Assigned task => Leave out all images and set down the records exactly as given.

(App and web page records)
────────────────

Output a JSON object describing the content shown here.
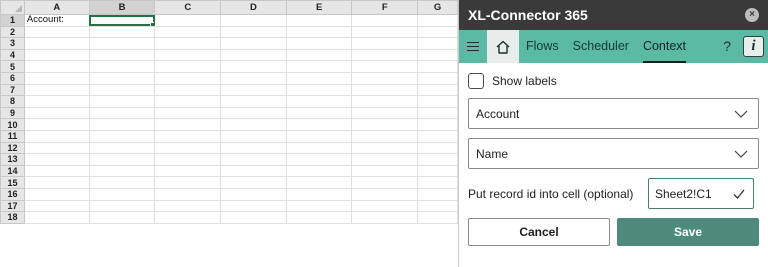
{
  "sheet": {
    "columns": [
      "A",
      "B",
      "C",
      "D",
      "E",
      "F",
      "G"
    ],
    "rows": [
      "1",
      "2",
      "3",
      "4",
      "5",
      "6",
      "7",
      "8",
      "9",
      "10",
      "11",
      "12",
      "13",
      "14",
      "15",
      "16",
      "17",
      "18"
    ],
    "cell_A1": "Account:"
  },
  "panel": {
    "title": "XL-Connector 365",
    "close_icon": "×",
    "nav": {
      "tabs": [
        "Flows",
        "Scheduler",
        "Context"
      ],
      "help_icon": "?",
      "info_icon": "i"
    },
    "show_labels": "Show labels",
    "select_object": "Account",
    "select_field": "Name",
    "record_label": "Put record id into cell (optional)",
    "record_value": "Sheet2!C1",
    "cancel_label": "Cancel",
    "save_label": "Save"
  },
  "colors": {
    "nav_bg": "#5bbaa4",
    "title_bg": "#3a3a3a",
    "save_bg": "#4e8b7c",
    "selection": "#217346"
  }
}
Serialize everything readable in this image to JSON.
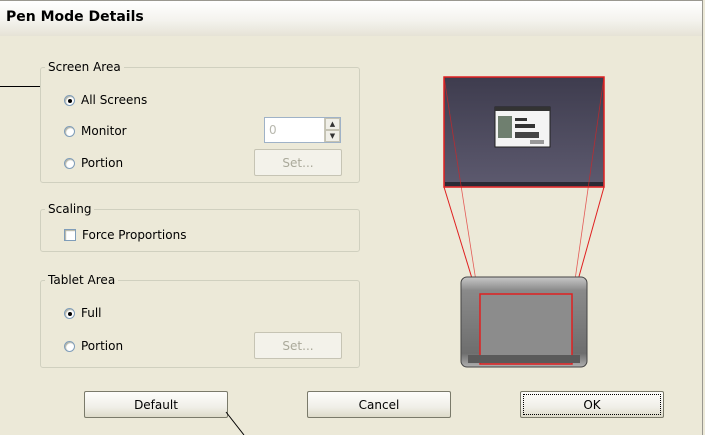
{
  "window": {
    "title": "Pen Mode Details"
  },
  "screen_area": {
    "label": "Screen Area",
    "options": [
      {
        "label": "All Screens",
        "checked": true
      },
      {
        "label": "Monitor",
        "checked": false
      },
      {
        "label": "Portion",
        "checked": false
      }
    ],
    "monitor_value": "0",
    "set_label": "Set..."
  },
  "scaling": {
    "label": "Scaling",
    "force_proportions": {
      "label": "Force Proportions",
      "checked": false
    }
  },
  "tablet_area": {
    "label": "Tablet Area",
    "options": [
      {
        "label": "Full",
        "checked": true
      },
      {
        "label": "Portion",
        "checked": false
      }
    ],
    "set_label": "Set..."
  },
  "buttons": {
    "default": "Default",
    "cancel": "Cancel",
    "ok": "OK"
  },
  "colors": {
    "highlight": "#e02020",
    "screen_bg": "#5a586a",
    "tablet_body": "#7a7a7a"
  }
}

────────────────

Written response =>
Output a JSON object describing the content shown here.
{
  "sheet": {
    "columns": [
      "A",
      "B",
      "C",
      "D",
      "E",
      "F",
      "G"
    ],
    "rows": [
      "1",
      "2",
      "3",
      "4",
      "5",
      "6",
      "7",
      "8",
      "9",
      "10",
      "11",
      "12",
      "13",
      "14",
      "15",
      "16",
      "17",
      "18"
    ],
    "cell_A1": "Account:"
  },
  "panel": {
    "title": "XL-Connector 365",
    "close_icon": "×",
    "nav": {
      "tabs": [
        "Flows",
        "Scheduler",
        "Context"
      ],
      "help_icon": "?",
      "info_icon": "i"
    },
    "show_labels": "Show labels",
    "select_object": "Account",
    "select_field": "Name",
    "record_label": "Put record id into cell (optional)",
    "record_value": "Sheet2!C1",
    "cancel_label": "Cancel",
    "save_label": "Save"
  },
  "colors": {
    "nav_bg": "#5bbaa4",
    "title_bg": "#3a3a3a",
    "save_bg": "#4e8b7c",
    "selection": "#217346"
  }
}
Serialize everything readable in this image to JSON.
{
  "window": {
    "title": "Pen Mode Details"
  },
  "screen_area": {
    "label": "Screen Area",
    "options": [
      {
        "label": "All Screens",
        "checked": true
      },
      {
        "label": "Monitor",
        "checked": false
      },
      {
        "label": "Portion",
        "checked": false
      }
    ],
    "monitor_value": "0",
    "set_label": "Set..."
  },
  "scaling": {
    "label": "Scaling",
    "force_proportions": {
      "label": "Force Proportions",
      "checked": false
    }
  },
  "tablet_area": {
    "label": "Tablet Area",
    "options": [
      {
        "label": "Full",
        "checked": true
      },
      {
        "label": "Portion",
        "checked": false
      }
    ],
    "set_label": "Set..."
  },
  "buttons": {
    "default": "Default",
    "cancel": "Cancel",
    "ok": "OK"
  },
  "colors": {
    "highlight": "#e02020",
    "screen_bg": "#5a586a",
    "tablet_body": "#7a7a7a"
  }
}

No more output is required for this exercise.